* EXERCISE DIRECTIONS *
List, from the lines below, each one with "JSON" in it.

* PROVIDED RECORDS *
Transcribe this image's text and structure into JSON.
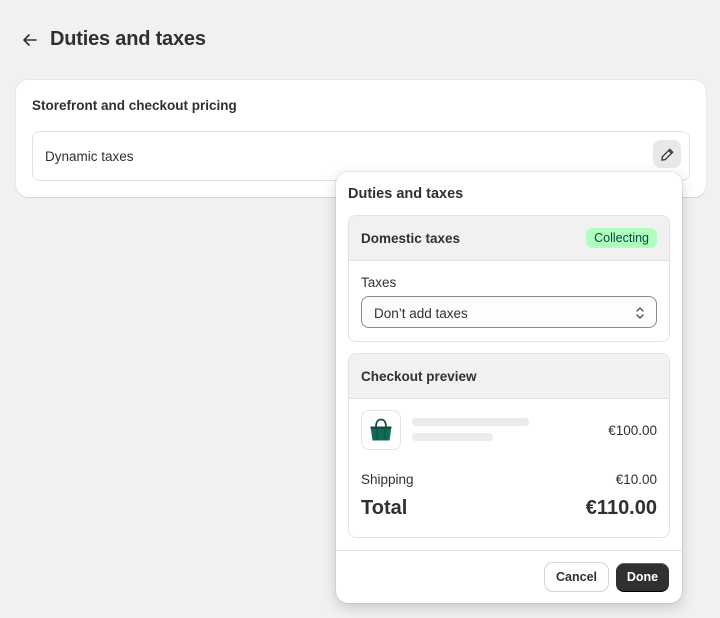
{
  "page": {
    "title": "Duties and taxes",
    "back_icon": "arrow-left-icon"
  },
  "card": {
    "heading": "Storefront and checkout pricing",
    "row_label": "Dynamic taxes",
    "edit_icon": "pencil-icon"
  },
  "popover": {
    "title": "Duties and taxes",
    "domestic": {
      "title": "Domestic taxes",
      "badge": "Collecting",
      "badge_bg": "#affebf",
      "badge_fg": "#014b40",
      "field_label": "Taxes",
      "select_value": "Don’t add taxes",
      "select_icon": "select-chevrons-icon"
    },
    "preview": {
      "title": "Checkout preview",
      "product_icon": "shopping-bag-icon",
      "product_price": "€100.00",
      "shipping_label": "Shipping",
      "shipping_value": "€10.00",
      "total_label": "Total",
      "total_value": "€110.00"
    },
    "footer": {
      "cancel_label": "Cancel",
      "done_label": "Done"
    }
  },
  "colors": {
    "background": "#f1f1f1",
    "primary_button": "#303030",
    "bag_green": "#0f6b57"
  }
}
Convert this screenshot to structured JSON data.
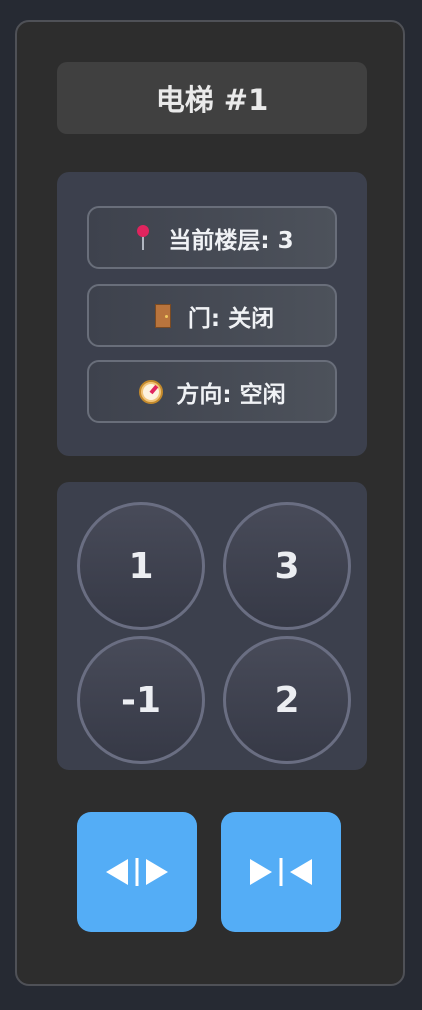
{
  "elevator": {
    "title": "电梯 #1"
  },
  "status": {
    "floor": {
      "icon": "round-pushpin-icon",
      "text": "当前楼层: 3"
    },
    "door": {
      "icon": "door-icon",
      "text": "门: 关闭"
    },
    "direction": {
      "icon": "compass-icon",
      "text": "方向: 空闲"
    }
  },
  "floor_buttons": [
    {
      "label": "1"
    },
    {
      "label": "3"
    },
    {
      "label": "-1"
    },
    {
      "label": "2"
    }
  ],
  "door_controls": {
    "open": {
      "icon": "door-open-arrows-icon"
    },
    "close": {
      "icon": "door-close-arrows-icon"
    }
  },
  "colors": {
    "accent": "#54adf6",
    "panel": "#2d2d2d",
    "section": "#3c404d"
  }
}
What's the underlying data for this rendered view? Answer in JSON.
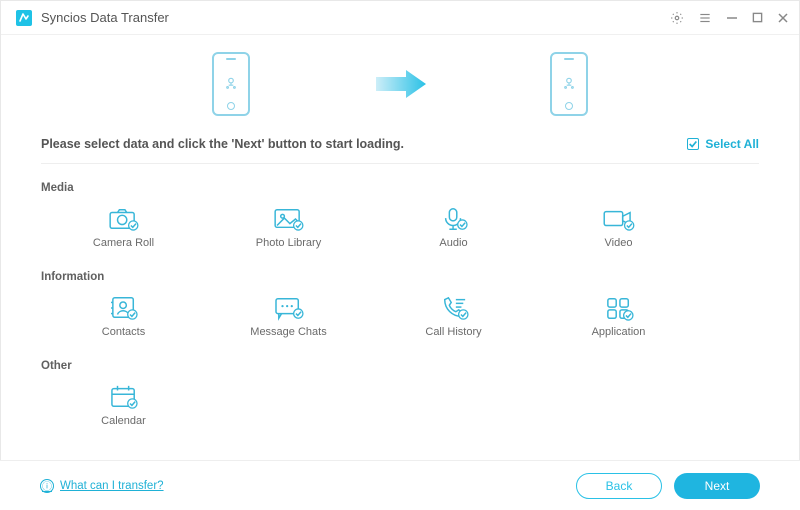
{
  "app": {
    "title": "Syncios Data Transfer"
  },
  "instruction": "Please select data and click the 'Next' button to start loading.",
  "select_all": {
    "label": "Select All",
    "checked": true
  },
  "sections": {
    "media": {
      "title": "Media",
      "items": [
        {
          "label": "Camera Roll"
        },
        {
          "label": "Photo Library"
        },
        {
          "label": "Audio"
        },
        {
          "label": "Video"
        }
      ]
    },
    "information": {
      "title": "Information",
      "items": [
        {
          "label": "Contacts"
        },
        {
          "label": "Message Chats"
        },
        {
          "label": "Call History"
        },
        {
          "label": "Application"
        }
      ]
    },
    "other": {
      "title": "Other",
      "items": [
        {
          "label": "Calendar"
        }
      ]
    }
  },
  "footer": {
    "help_label": "What can I transfer?",
    "back_label": "Back",
    "next_label": "Next"
  },
  "colors": {
    "accent": "#1fb5e0",
    "icon": "#38b6d8"
  }
}
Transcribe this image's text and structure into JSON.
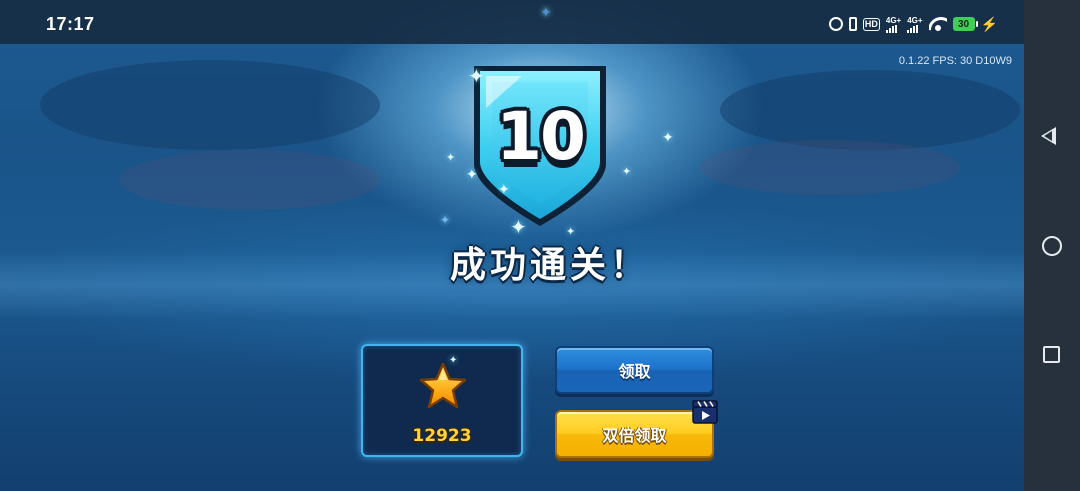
{
  "status_bar": {
    "time": "17:17",
    "net1": "4G+",
    "net2": "4G+",
    "hd_label": "HD",
    "battery_level": "30",
    "icons": [
      "alarm-icon",
      "vibrate-icon",
      "hd-icon",
      "signal-4g-icon",
      "signal-4g-icon",
      "wifi-icon",
      "battery-icon",
      "charging-icon"
    ]
  },
  "debug": {
    "fps_text": "0.1.22  FPS:  30  D10W9"
  },
  "level": {
    "number": "10",
    "title": "成功通关！"
  },
  "reward": {
    "icon": "star-icon",
    "count": "12923"
  },
  "buttons": {
    "claim_label": "领取",
    "double_claim_label": "双倍领取",
    "double_claim_icon": "video-clapper-icon"
  },
  "nav_bar": {
    "icons": [
      "back-icon",
      "home-icon",
      "recents-icon"
    ]
  },
  "colors": {
    "badge_cyan": "#3fd0f0",
    "claim_blue": "#1d72c9",
    "double_gold": "#ffcc1f",
    "reward_count_gold": "#ffd43a",
    "panel_border": "#3fb6f2"
  }
}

* COMPLETED TASK *
Transcribe this image's text and structure into JSON.
Convert this screenshot to structured JSON data.
What's the underlying data for this rendered view? Answer in JSON.
Transcribe this image's text and structure into JSON.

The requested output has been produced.